65th Corps (z.b.V.)
Falkenhayn's cavalry entering Bucuresti on December 6, 1916.jpg
German cavalry entering Bucharest on 6 December 1916
Active August 1916-1919
Country  German Empire
Branch Army
Type Cavalry
Engagements

World War I

Romanian Campaign
Western Front
Disbanded 1919

Cavalry Corps Schmettow was a formation of the German Army in World War I.

Cavalry Corps Schmettow[edit]

By August 1916, the four existing Cavalry Commanders (I, III, V and VI Cavalry Corps) had been assigned sectors of the Eastern Front and thus took on the functions similar to a normal Corps and had been reorganised in a similar fashion. Therefore, for the Romanian Campaign, none of the existing Cavalry Corps were brought in. Instead, a new temporary Cavalry Corps was set up in Transylvannia - Cavalry Corps "Schmettow" - under the command of Generalleutnant Eberhard Graf von Schmettow.[1] It was formed with:[2]

Redesignated 11 January 1917 as 65th Corps (z.b.V.).[3][4]

65th Corps[edit]

65th Corps (z.b.V.)[5] was formed on 11 January 1917 by the redesignation of Cavalry Corps "Schmettow".[6] As the need for large mounted cavalry formations diminished as the war went on, the existing Cavalry Corps increasingly took on the characteristics of a normal Corps Command.

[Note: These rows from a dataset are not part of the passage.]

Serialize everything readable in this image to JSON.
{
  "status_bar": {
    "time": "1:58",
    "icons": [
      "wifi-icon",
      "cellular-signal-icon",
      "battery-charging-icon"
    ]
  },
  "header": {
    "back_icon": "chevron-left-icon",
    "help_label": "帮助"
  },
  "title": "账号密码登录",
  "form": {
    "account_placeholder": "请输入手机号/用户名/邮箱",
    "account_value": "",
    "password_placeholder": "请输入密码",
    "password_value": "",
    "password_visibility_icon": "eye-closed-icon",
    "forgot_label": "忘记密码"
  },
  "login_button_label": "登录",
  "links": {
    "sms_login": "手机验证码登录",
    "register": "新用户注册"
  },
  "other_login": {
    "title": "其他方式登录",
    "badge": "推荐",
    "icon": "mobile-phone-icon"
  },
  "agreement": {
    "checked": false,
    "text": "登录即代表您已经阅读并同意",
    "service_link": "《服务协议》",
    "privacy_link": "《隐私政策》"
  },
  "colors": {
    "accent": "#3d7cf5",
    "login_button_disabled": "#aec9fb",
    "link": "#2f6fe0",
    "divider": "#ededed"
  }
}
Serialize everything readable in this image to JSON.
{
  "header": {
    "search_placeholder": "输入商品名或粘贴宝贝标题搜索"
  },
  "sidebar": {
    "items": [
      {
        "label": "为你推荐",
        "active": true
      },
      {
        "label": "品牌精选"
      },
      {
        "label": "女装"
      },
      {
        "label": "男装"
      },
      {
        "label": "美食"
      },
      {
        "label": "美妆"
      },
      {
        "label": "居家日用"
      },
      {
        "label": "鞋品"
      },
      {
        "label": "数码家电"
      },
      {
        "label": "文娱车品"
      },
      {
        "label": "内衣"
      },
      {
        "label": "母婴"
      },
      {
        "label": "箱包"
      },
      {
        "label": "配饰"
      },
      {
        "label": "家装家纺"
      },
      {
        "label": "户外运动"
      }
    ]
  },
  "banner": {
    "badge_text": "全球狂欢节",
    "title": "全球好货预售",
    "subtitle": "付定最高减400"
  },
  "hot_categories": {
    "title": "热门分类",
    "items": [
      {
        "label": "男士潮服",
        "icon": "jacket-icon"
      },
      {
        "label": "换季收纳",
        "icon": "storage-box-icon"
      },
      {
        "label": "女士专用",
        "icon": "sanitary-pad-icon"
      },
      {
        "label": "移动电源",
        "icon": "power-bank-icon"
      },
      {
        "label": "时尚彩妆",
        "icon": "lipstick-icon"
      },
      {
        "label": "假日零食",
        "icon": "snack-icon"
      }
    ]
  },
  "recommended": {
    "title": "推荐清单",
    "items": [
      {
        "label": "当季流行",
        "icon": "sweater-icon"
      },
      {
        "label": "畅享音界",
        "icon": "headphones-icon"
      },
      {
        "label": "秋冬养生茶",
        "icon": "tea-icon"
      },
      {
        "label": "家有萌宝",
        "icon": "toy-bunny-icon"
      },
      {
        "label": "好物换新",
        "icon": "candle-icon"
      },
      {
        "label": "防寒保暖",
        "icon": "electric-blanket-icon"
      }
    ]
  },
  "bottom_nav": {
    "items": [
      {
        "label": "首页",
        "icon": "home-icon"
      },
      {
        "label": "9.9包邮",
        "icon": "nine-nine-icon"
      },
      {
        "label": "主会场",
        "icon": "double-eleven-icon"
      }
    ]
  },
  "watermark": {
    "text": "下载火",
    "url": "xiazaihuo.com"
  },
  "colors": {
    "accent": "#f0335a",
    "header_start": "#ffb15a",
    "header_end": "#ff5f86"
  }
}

This culminated in them being redesignated as "General Commands for Special Use" Generalkommandos zur besonderen Verwendung (Genkdo z.b.V.).

By the end of the war, the Corps was serving on the Western Front as part of the 7th Army with the following composition:[7]

Commanders[edit]

Cavalry Corps Schmettow / 65th Corps was commanded throughout its existence by Generalleutnant Eberhard Graf von Schmettow.[8][9]

See also[edit]

References[edit]

  1. ^ Cron 2002, p. 95
  2. ^ Ellis & Cox 1993, p. 194
  3. ^ General Commands for Special Use Generalkommandos zur besonderen Verwendung (Genkdo z.b.V.)
  4. ^ Cron 2002, p. 89
  5. ^ Note that Corps (z.b.V.) were designated with Arabic, not Roman, numerals.
  6. ^ Cron 2002, p. 89
  7. ^ Ellis & Cox 1993, p. 187
  8. ^ The Prussian Machine, GenKdo Accessed: 20 May 2012
  9. ^ German War History Accessed: 20 May 2012

Bibliography[edit]

  • Cron, Hermann (2002). Imperial German Army 1914-18: Organisation, Structure, Orders-of-Battle [first published: 1937]. Helion & Co. ISBN 1-874622-70-1. 
  • Ellis, John; Cox, Michael (1993). The World War I Databook. Aurum Press Ltd. ISBN 1-85410-766-6.